Next, this report will focus on Caddo ceramic traditions, from manufacture to form and style before finally turning to the modern recreation of Titus phase ceramics found at the site by a Caddo potter from Oklahoma. From interactive images (be sure to tap away as you read and explore), photo galleries, and three-dimensional models you can explore, the authors hope that this opens up new avenues of learning about this site, the archeologist’s science, and the human history and culture preserved in the sands on this northeast Texas knoll.

Apple Computer Version: Link to full Mac .pdf version. (fully interactive)

PC Computer Version: Link to full PC .pdf version.

Apple iBooks eReader version. (fully interactive)

Android tablet/phone eReaders with Google Play accounts.

Publisher’s note: Please note this article is copyright by TxDOT.

CREVICE INTERMENTS DECONSTRUCTED

Volume 2 (2015) – Article 1

CREVICE INTERMENTS DECONSTRUCTED

By: Stephen L. Black, M. Katherine Spradley, and Michelle D. Hamilton

ABSTRACT
The discovery of two well-preserved human crania in a crevice overlooking a spring-fed creek near Austin, Texas, led to medico-legal, archeological, and bioanthropological investigations aimed at understanding the context and biological affinity of the crania. Archeological excavations uncovered no evidence that the crania were interred in the crevice during prehistoric times. Skeletal analysis showed they were of Native American ancestry. Radiocarbon dating indicated they are contemporary to one another and probably date to the seventh or eighth century A.D. Measured stable isotopic rations of carbon (13C/12C) and nitrogen (15N/14N) derived from human bone collagen samples from the crania are not consistent with other burial populations from the region, having higher nitrogen values than all other comparative samples. The crania also showed polish from repeated handling and several of the molars in one cranium had been glued in place. Taken together, these lines of evidence suggest the crania were removed from an unknown locality outside the Central Texas region, kept in a private collection, and placed in the crevice recently.

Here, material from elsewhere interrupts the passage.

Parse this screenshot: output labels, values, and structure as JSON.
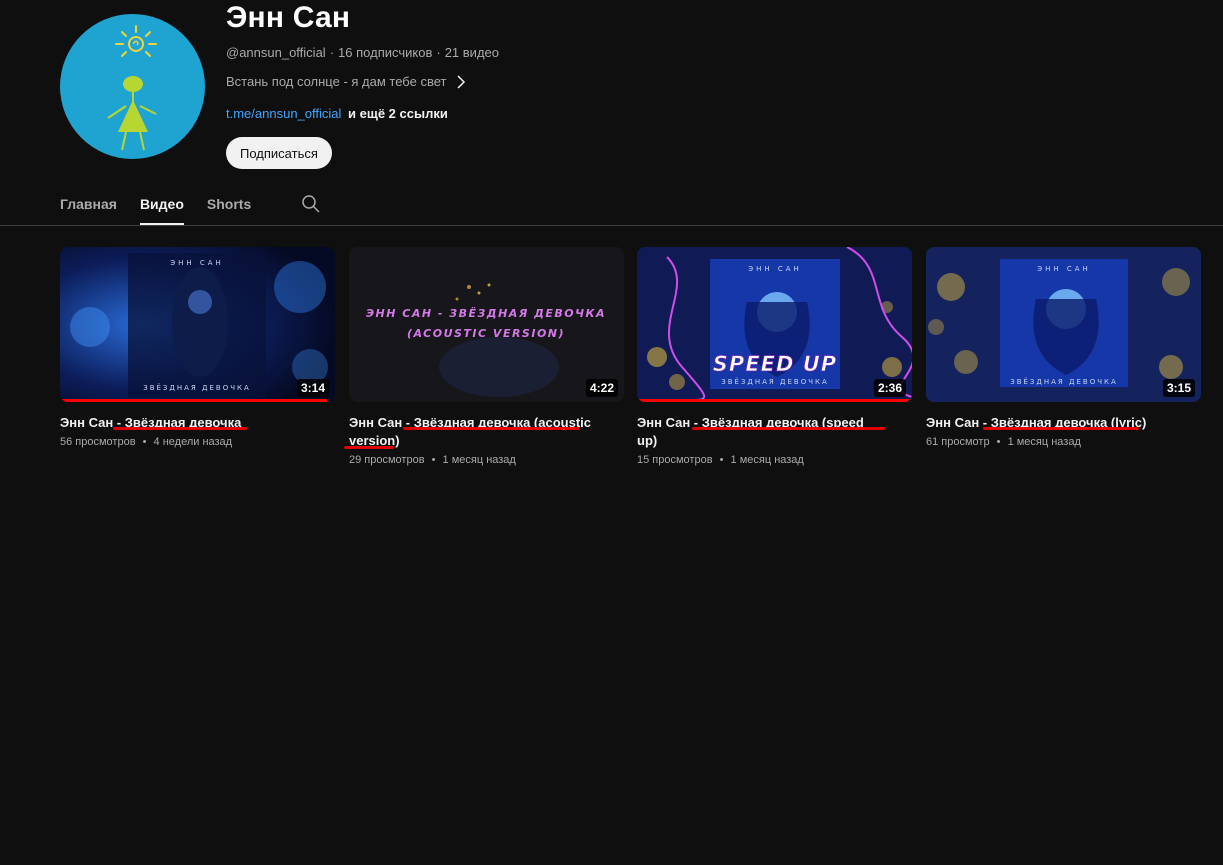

Copyright 2015. Journal of Texas Archeology and History. All rights reserved. ISSN 2334-1874